This piece originally appeared on the ProPublica website.
Last month, we detailed how Intuit, the maker of TurboTax, has fought a proposal that could make filing taxes easier and cheaper for millions of Americans.
As we noted, tax activist Grover Norquist and other conservatives have also opposed the proposal, called "return-free filing," which would give many taxpayers the option to receive a pre-filled return that they could simply review, sign and send back, all for free. Return-free filing has been endorsed by many experts and adopted by several European countries.
As it turns out, Norquist has also recently weighed in on the side of the tax prep industry on another issue.
A House bill introduced earlier this year would bar the IRS from offering taxpayers software that would compete with programs like TurboTax. In March, Norquist and others wrote a letter to members of Congress that urged them to support the bill—what they called a "pro-taxpayer, anti-IRS power grab legislation."
At issue is how Americans file their taxes and whether electronic filing can be offered directly through the IRS.
The bill is called the Free File Program Act, co-sponsored by Rep. Peter Roskam, R-Ill. and Rep. Ron Kind, D-Wisc. It declares that the IRS, with a few narrow exceptions, "may not establish, develop, sponsor, acquire, or make available" electronic filing service or tax software.
Roskam declined to comment. Spokespeople for Kind and Norquist did not immediately respond.
The bill would also make permanent the Free File program, a public-private partnership between the IRS and the tax software industry created in 2002 to offer some taxpayers free electronic filing.
The industry group behind the program boasts that almost all taxpayers can use software like TurboTax or more primitive electronic forms for free. But access to the more sophisticated software is limited by income. Only about 3.5 million taxpayers used Free File last year, according to a Treasury Department tally through the end of April.
The pact governing the partnership, which counts Intuit as a member, includes a sweet deal for the industry: In return for the companies offering free software to some, the IRS agreed not to develop its own free, online tax prep services. The current deal expires next year.
After ProPublica published a story on how Intuit, the maker of TurboTax, has successfully fought "return-free filing," we asked readers how they did their federal income taxes, and how much they paid to prepare them.
Of the 596 responses, 44% of readers said they used TurboTax, with a median preparation fee of $50. Only 2% of respondents said they used FreeFileFillableForms.com, the free e-file service provided by the IRS. According to the treasury, 410,000 filers used Free Fillable Forms last year.
Intuit lobbied on an earlier version of Roskam's bill that was introduced in 2011.
The company has spent over $11.5 million on lobbying on a range of issues in the past five years. That money buys high-profile help: Intuit's lobbyists on the tax prep issue include former Sen. Tim Hutchinson, a Republican from Arkansas; former Rep. Pete Hoekstra, a Republican from Michigan and former Rep. Albert Wynn, a Democrat from Maryland.
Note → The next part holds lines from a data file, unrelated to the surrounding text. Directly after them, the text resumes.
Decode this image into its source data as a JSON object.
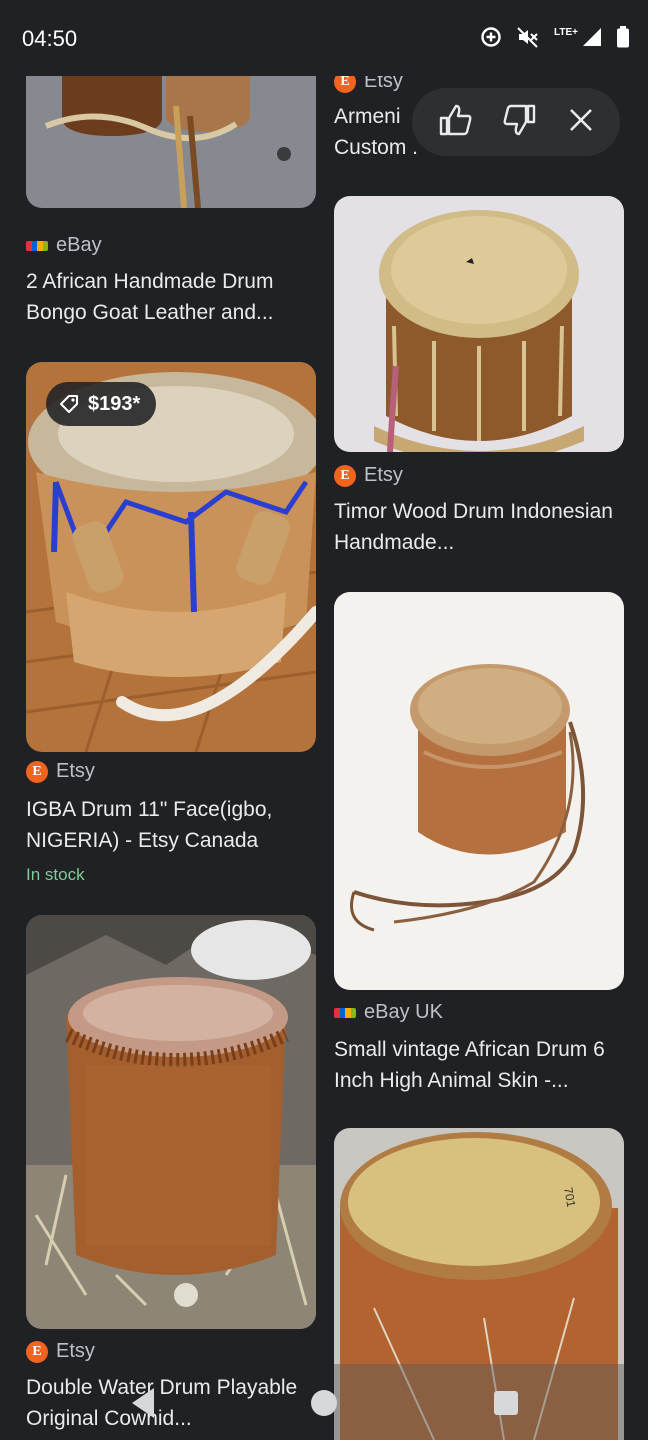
{
  "status_bar": {
    "time": "04:50",
    "network_label": "LTE+",
    "icons": [
      "data-saver-icon",
      "mute-icon",
      "signal-icon",
      "battery-icon"
    ]
  },
  "feedback": {
    "icons": [
      "thumbs-up-icon",
      "thumbs-down-icon",
      "close-icon"
    ]
  },
  "left_column": {
    "card1": {
      "source": "eBay",
      "title": "2 African Handmade Drum Bongo Goat Leather and..."
    },
    "card2": {
      "price": "$193*",
      "source": "Etsy",
      "title": "IGBA Drum 11\" Face(igbo, NIGERIA) - Etsy Canada",
      "stock": "In stock"
    },
    "card3": {
      "source": "Etsy",
      "title": "Double Water Drum Playable Original Cowhid..."
    }
  },
  "right_column": {
    "card0": {
      "source": "Etsy",
      "title": "Armeni Custom ."
    },
    "card1": {
      "source": "Etsy",
      "title": "Timor Wood Drum Indonesian Handmade..."
    },
    "card2": {
      "source": "eBay UK",
      "title": "Small vintage African Drum 6 Inch High Animal Skin -..."
    }
  },
  "colors": {
    "background": "#202124",
    "text": "#e8eaed",
    "source_text": "#bdc1c6",
    "stock_green": "#81c995",
    "etsy_orange": "#f1641e"
  }
}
All three now work for the D.C. office of law firm Dickstein Shapiro. Neither the former lawmakers nor the law firm immediately responded to requests for comment. Intuit also did not respond to requests for comment.
Intuit has given money to the sponsors of the bill. Roskam has received $12,500 from Intuit's political action committee and company executives in the last two election cycles. Kind has gotten $12,400.
Sen. Mark Pryor, D-Ark., introduced a companion bill in the Senate. Pryor received $3,000 from Intuit's PAC in the last election cycle.
Another recent bill would actually institute a version of return-free filing, allowing many taxpayers to avoid paying for any prep.
On Friday, Rep. Bill Foster, D-Ill., introduced the bill to create a voluntary system under which an IRS website would offer individual taxpayers forms that are automatically populated with data from employers and other sources.
"Our tax code is complicated enough, we shouldn't be asking taxpayers to submit information the IRS already has," Foster said in a press release.
"Taxpayers spend an estimated 6.1 billion hours a year complying with the tax code and an average of over $200 on tax preparation fees," according to the release. (More on those figures can be found in a 2012 report by the Taxpayer Advocate Service, an independent organization within the IRS.)
The bill is called the Autofill Act, and last week marks the second time Foster has introduced the legislation. A spokeswoman said Foster got interested in the issue after he became frustrated with the "redundant paperwork" needed to file his own taxes and discovered California had a state version of return-free filing. She said he will now be working to collect cosponsors and the bill is likely to be referred to the Ways and Means Committee.
This doesn't mean an anxiety-free tax season is coming soon: similar bills introduced in the past haven't gone anywhere.